▶ _What needs to be done_: What you give back must match the data exactly, minus the pictures.

══ Record extracts

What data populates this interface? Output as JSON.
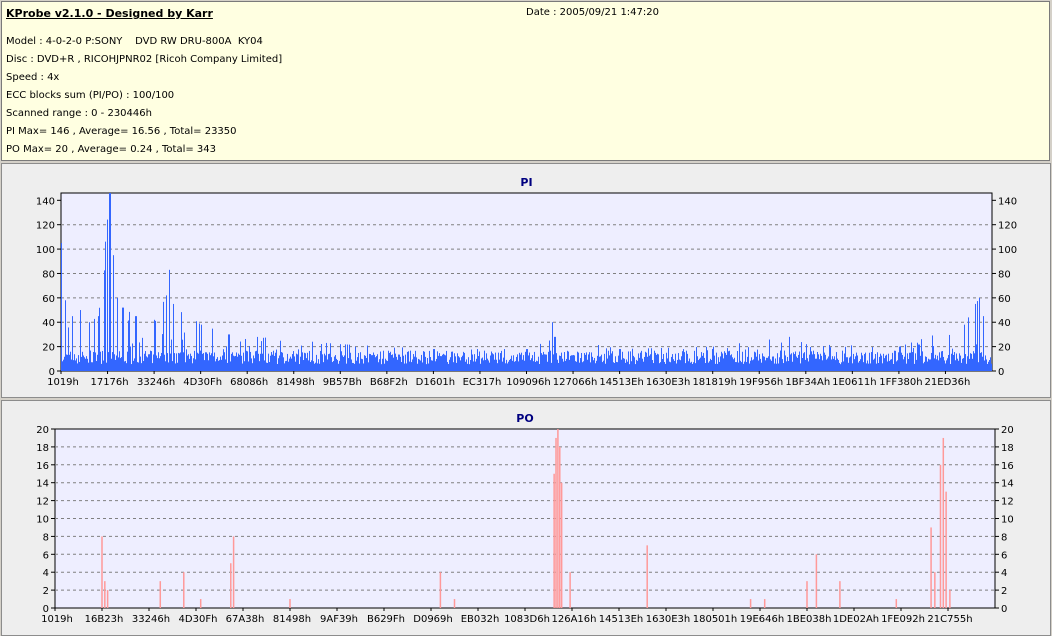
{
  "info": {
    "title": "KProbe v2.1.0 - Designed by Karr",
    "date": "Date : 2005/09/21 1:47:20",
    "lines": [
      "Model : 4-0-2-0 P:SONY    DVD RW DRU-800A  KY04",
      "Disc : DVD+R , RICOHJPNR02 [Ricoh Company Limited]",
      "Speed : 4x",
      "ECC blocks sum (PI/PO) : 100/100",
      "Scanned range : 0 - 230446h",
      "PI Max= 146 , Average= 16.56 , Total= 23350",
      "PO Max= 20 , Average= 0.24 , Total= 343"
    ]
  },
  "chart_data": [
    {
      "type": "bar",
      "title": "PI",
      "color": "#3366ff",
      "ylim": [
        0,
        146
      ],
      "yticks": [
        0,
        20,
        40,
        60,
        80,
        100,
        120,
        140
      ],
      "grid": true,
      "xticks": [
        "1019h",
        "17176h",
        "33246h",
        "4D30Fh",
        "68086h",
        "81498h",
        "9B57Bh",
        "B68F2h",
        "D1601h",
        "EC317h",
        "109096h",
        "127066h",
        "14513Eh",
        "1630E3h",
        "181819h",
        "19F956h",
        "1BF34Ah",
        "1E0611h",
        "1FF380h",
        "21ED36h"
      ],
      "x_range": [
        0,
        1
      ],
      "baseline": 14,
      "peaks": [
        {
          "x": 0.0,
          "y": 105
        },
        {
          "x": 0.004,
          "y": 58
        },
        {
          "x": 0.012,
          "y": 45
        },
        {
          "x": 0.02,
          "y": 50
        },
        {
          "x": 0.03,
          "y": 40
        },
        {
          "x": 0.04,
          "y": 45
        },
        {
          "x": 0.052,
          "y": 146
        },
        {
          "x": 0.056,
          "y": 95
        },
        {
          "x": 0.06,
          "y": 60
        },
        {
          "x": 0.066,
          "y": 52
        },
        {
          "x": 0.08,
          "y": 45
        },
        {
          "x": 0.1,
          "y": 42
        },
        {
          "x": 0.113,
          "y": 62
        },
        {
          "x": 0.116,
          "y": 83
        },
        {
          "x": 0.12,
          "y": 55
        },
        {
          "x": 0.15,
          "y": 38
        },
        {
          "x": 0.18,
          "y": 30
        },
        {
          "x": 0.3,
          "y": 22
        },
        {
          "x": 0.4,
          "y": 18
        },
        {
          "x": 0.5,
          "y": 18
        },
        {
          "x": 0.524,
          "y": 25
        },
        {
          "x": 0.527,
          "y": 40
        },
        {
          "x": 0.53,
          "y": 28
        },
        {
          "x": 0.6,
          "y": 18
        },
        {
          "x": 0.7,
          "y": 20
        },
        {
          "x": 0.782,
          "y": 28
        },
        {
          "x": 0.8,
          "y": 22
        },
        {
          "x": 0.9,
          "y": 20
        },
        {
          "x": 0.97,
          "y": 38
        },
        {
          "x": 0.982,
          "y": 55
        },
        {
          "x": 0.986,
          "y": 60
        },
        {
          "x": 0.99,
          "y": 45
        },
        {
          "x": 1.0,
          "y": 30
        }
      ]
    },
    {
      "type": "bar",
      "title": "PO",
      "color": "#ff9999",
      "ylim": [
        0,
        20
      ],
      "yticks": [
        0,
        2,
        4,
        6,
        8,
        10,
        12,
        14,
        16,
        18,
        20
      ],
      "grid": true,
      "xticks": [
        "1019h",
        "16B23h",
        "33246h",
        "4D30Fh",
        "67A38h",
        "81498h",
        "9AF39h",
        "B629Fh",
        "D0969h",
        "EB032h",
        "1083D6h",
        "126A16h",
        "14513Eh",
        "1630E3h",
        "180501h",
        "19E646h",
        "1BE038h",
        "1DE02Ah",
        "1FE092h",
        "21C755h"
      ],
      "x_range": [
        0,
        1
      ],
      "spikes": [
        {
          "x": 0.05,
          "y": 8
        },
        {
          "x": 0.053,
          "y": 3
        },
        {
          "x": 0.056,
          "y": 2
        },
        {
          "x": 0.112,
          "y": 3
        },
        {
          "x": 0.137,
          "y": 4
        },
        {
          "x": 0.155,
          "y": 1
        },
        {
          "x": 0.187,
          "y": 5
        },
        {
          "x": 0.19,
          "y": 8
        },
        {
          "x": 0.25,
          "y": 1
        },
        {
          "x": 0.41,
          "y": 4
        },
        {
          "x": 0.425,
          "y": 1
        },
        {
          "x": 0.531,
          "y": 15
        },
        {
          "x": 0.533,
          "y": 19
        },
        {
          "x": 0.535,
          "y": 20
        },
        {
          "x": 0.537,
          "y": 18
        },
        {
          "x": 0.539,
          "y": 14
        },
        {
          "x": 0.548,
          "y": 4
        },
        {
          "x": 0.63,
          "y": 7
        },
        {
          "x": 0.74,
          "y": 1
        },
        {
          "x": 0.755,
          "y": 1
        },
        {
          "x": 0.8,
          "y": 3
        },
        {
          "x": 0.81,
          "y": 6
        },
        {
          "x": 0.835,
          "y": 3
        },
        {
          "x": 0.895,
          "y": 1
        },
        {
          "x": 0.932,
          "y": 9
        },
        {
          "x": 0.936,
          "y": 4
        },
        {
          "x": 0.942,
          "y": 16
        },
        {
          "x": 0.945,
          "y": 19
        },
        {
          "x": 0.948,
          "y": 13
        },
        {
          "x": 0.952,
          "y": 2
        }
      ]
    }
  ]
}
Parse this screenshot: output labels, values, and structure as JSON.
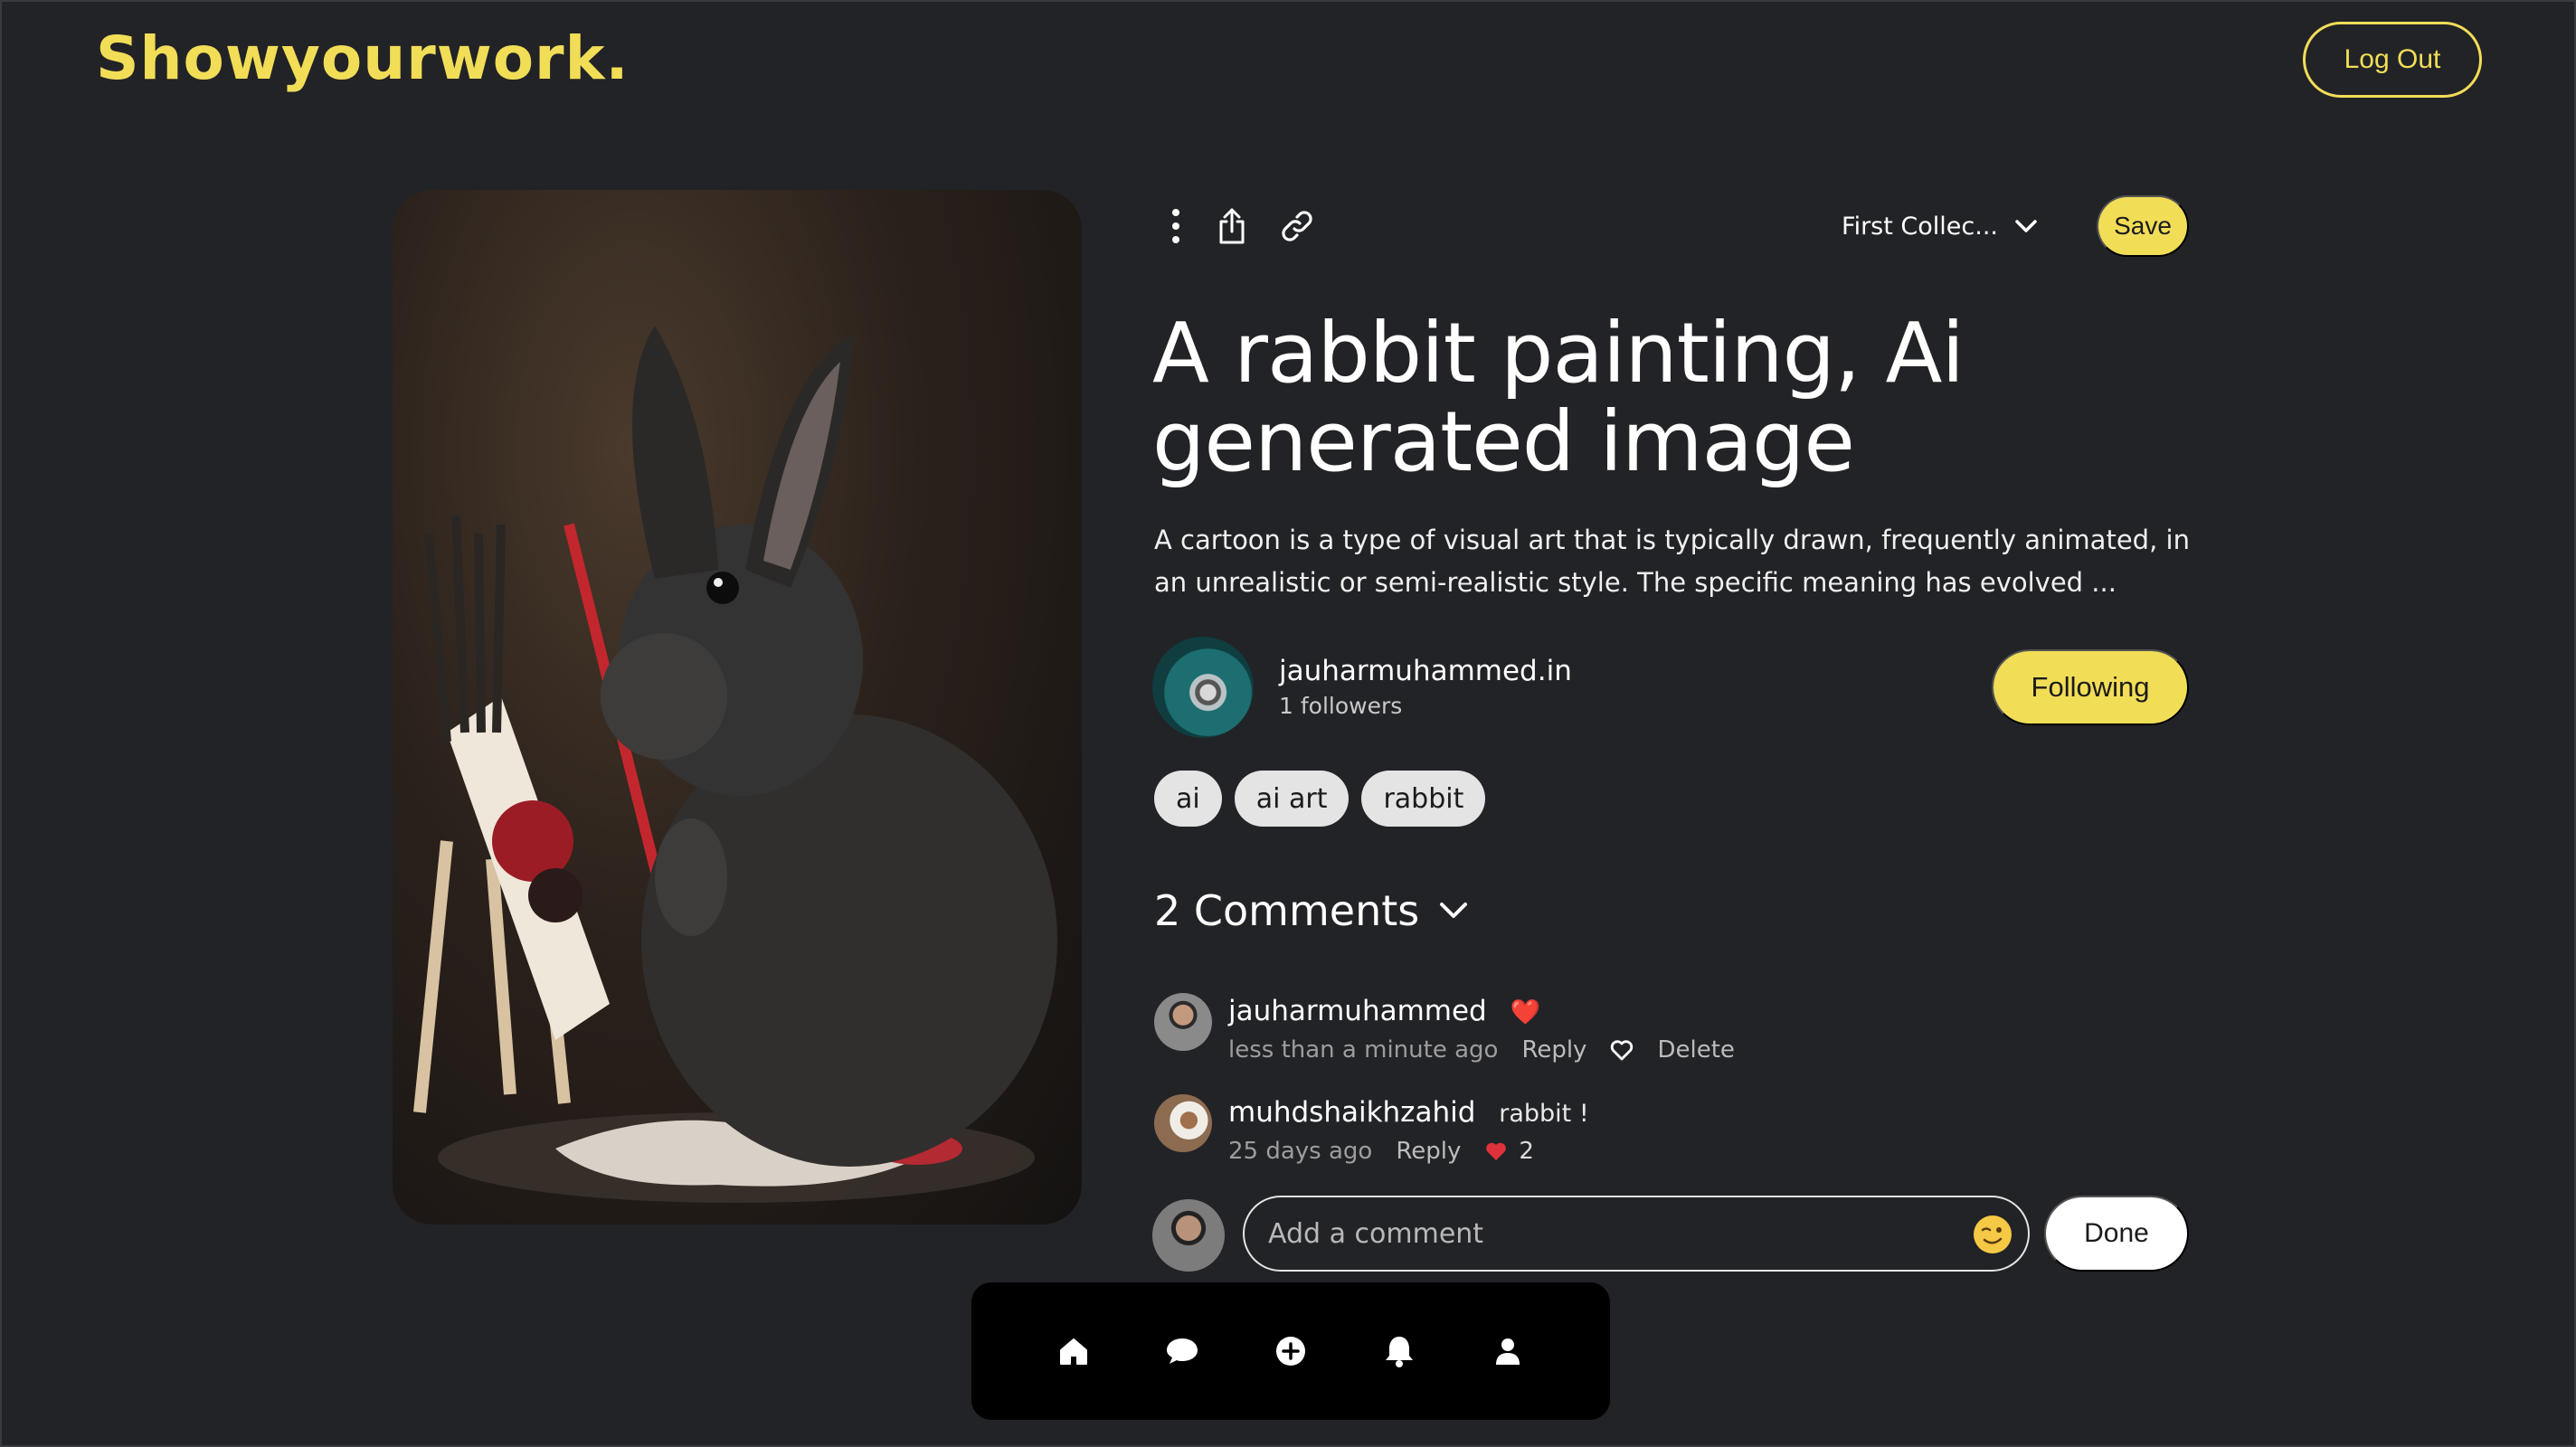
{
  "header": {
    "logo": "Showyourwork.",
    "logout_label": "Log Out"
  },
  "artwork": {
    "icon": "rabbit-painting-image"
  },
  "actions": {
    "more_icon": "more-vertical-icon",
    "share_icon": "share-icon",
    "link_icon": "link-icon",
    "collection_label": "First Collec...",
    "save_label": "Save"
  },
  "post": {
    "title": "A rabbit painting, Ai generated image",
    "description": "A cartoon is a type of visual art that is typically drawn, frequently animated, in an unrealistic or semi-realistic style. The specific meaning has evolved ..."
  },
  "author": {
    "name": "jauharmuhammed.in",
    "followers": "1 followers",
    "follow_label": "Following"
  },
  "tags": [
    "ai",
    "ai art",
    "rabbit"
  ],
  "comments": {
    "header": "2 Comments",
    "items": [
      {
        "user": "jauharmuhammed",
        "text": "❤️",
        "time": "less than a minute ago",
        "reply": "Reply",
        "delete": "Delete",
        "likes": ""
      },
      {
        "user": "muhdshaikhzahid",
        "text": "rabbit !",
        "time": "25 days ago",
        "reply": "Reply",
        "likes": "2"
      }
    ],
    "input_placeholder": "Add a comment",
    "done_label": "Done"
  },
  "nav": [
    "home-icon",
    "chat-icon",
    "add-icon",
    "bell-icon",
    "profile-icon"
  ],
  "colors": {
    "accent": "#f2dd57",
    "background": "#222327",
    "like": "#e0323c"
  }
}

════

▶ _Expected answer_:
What data populates this interface? Output as JSON.
{
  "info": {
    "title": "KProbe v2.1.0 - Designed by Karr",
    "date": "Date : 2005/09/21 1:47:20",
    "lines": [
      "Model : 4-0-2-0 P:SONY    DVD RW DRU-800A  KY04",
      "Disc : DVD+R , RICOHJPNR02 [Ricoh Company Limited]",
      "Speed : 4x",
      "ECC blocks sum (PI/PO) : 100/100",
      "Scanned range : 0 - 230446h",
      "PI Max= 146 , Average= 16.56 , Total= 23350",
      "PO Max= 20 , Average= 0.24 , Total= 343"
    ]
  },
  "chart_data": [
    {
      "type": "bar",
      "title": "PI",
      "color": "#3366ff",
      "ylim": [
        0,
        146
      ],
      "yticks": [
        0,
        20,
        40,
        60,
        80,
        100,
        120,
        140
      ],
      "grid": true,
      "xticks": [
        "1019h",
        "17176h",
        "33246h",
        "4D30Fh",
        "68086h",
        "81498h",
        "9B57Bh",
        "B68F2h",
        "D1601h",
        "EC317h",
        "109096h",
        "127066h",
        "14513Eh",
        "1630E3h",
        "181819h",
        "19F956h",
        "1BF34Ah",
        "1E0611h",
        "1FF380h",
        "21ED36h"
      ],
      "x_range": [
        0,
        1
      ],
      "baseline": 14,
      "peaks": [
        {
          "x": 0.0,
          "y": 105
        },
        {
          "x": 0.004,
          "y": 58
        },
        {
          "x": 0.012,
          "y": 45
        },
        {
          "x": 0.02,
          "y": 50
        },
        {
          "x": 0.03,
          "y": 40
        },
        {
          "x": 0.04,
          "y": 45
        },
        {
          "x": 0.052,
          "y": 146
        },
        {
          "x": 0.056,
          "y": 95
        },
        {
          "x": 0.06,
          "y": 60
        },
        {
          "x": 0.066,
          "y": 52
        },
        {
          "x": 0.08,
          "y": 45
        },
        {
          "x": 0.1,
          "y": 42
        },
        {
          "x": 0.113,
          "y": 62
        },
        {
          "x": 0.116,
          "y": 83
        },
        {
          "x": 0.12,
          "y": 55
        },
        {
          "x": 0.15,
          "y": 38
        },
        {
          "x": 0.18,
          "y": 30
        },
        {
          "x": 0.3,
          "y": 22
        },
        {
          "x": 0.4,
          "y": 18
        },
        {
          "x": 0.5,
          "y": 18
        },
        {
          "x": 0.524,
          "y": 25
        },
        {
          "x": 0.527,
          "y": 40
        },
        {
          "x": 0.53,
          "y": 28
        },
        {
          "x": 0.6,
          "y": 18
        },
        {
          "x": 0.7,
          "y": 20
        },
        {
          "x": 0.782,
          "y": 28
        },
        {
          "x": 0.8,
          "y": 22
        },
        {
          "x": 0.9,
          "y": 20
        },
        {
          "x": 0.97,
          "y": 38
        },
        {
          "x": 0.982,
          "y": 55
        },
        {
          "x": 0.986,
          "y": 60
        },
        {
          "x": 0.99,
          "y": 45
        },
        {
          "x": 1.0,
          "y": 30
        }
      ]
    },
    {
      "type": "bar",
      "title": "PO",
      "color": "#ff9999",
      "ylim": [
        0,
        20
      ],
      "yticks": [
        0,
        2,
        4,
        6,
        8,
        10,
        12,
        14,
        16,
        18,
        20
      ],
      "grid": true,
      "xticks": [
        "1019h",
        "16B23h",
        "33246h",
        "4D30Fh",
        "67A38h",
        "81498h",
        "9AF39h",
        "B629Fh",
        "D0969h",
        "EB032h",
        "1083D6h",
        "126A16h",
        "14513Eh",
        "1630E3h",
        "180501h",
        "19E646h",
        "1BE038h",
        "1DE02Ah",
        "1FE092h",
        "21C755h"
      ],
      "x_range": [
        0,
        1
      ],
      "spikes": [
        {
          "x": 0.05,
          "y": 8
        },
        {
          "x": 0.053,
          "y": 3
        },
        {
          "x": 0.056,
          "y": 2
        },
        {
          "x": 0.112,
          "y": 3
        },
        {
          "x": 0.137,
          "y": 4
        },
        {
          "x": 0.155,
          "y": 1
        },
        {
          "x": 0.187,
          "y": 5
        },
        {
          "x": 0.19,
          "y": 8
        },
        {
          "x": 0.25,
          "y": 1
        },
        {
          "x": 0.41,
          "y": 4
        },
        {
          "x": 0.425,
          "y": 1
        },
        {
          "x": 0.531,
          "y": 15
        },
        {
          "x": 0.533,
          "y": 19
        },
        {
          "x": 0.535,
          "y": 20
        },
        {
          "x": 0.537,
          "y": 18
        },
        {
          "x": 0.539,
          "y": 14
        },
        {
          "x": 0.548,
          "y": 4
        },
        {
          "x": 0.63,
          "y": 7
        },
        {
          "x": 0.74,
          "y": 1
        },
        {
          "x": 0.755,
          "y": 1
        },
        {
          "x": 0.8,
          "y": 3
        },
        {
          "x": 0.81,
          "y": 6
        },
        {
          "x": 0.835,
          "y": 3
        },
        {
          "x": 0.895,
          "y": 1
        },
        {
          "x": 0.932,
          "y": 9
        },
        {
          "x": 0.936,
          "y": 4
        },
        {
          "x": 0.942,
          "y": 16
        },
        {
          "x": 0.945,
          "y": 19
        },
        {
          "x": 0.948,
          "y": 13
        },
        {
          "x": 0.952,
          "y": 2
        }
      ]
    }
  ]
}
Parse this screenshot: output labels, values, and structure as JSON.
{
  "header": {
    "logo": "Showyourwork.",
    "logout_label": "Log Out"
  },
  "artwork": {
    "icon": "rabbit-painting-image"
  },
  "actions": {
    "more_icon": "more-vertical-icon",
    "share_icon": "share-icon",
    "link_icon": "link-icon",
    "collection_label": "First Collec...",
    "save_label": "Save"
  },
  "post": {
    "title": "A rabbit painting, Ai generated image",
    "description": "A cartoon is a type of visual art that is typically drawn, frequently animated, in an unrealistic or semi-realistic style. The specific meaning has evolved ..."
  },
  "author": {
    "name": "jauharmuhammed.in",
    "followers": "1 followers",
    "follow_label": "Following"
  },
  "tags": [
    "ai",
    "ai art",
    "rabbit"
  ],
  "comments": {
    "header": "2 Comments",
    "items": [
      {
        "user": "jauharmuhammed",
        "text": "❤️",
        "time": "less than a minute ago",
        "reply": "Reply",
        "delete": "Delete",
        "likes": ""
      },
      {
        "user": "muhdshaikhzahid",
        "text": "rabbit !",
        "time": "25 days ago",
        "reply": "Reply",
        "likes": "2"
      }
    ],
    "input_placeholder": "Add a comment",
    "done_label": "Done"
  },
  "nav": [
    "home-icon",
    "chat-icon",
    "add-icon",
    "bell-icon",
    "profile-icon"
  ],
  "colors": {
    "accent": "#f2dd57",
    "background": "#222327",
    "like": "#e0323c"
  }
}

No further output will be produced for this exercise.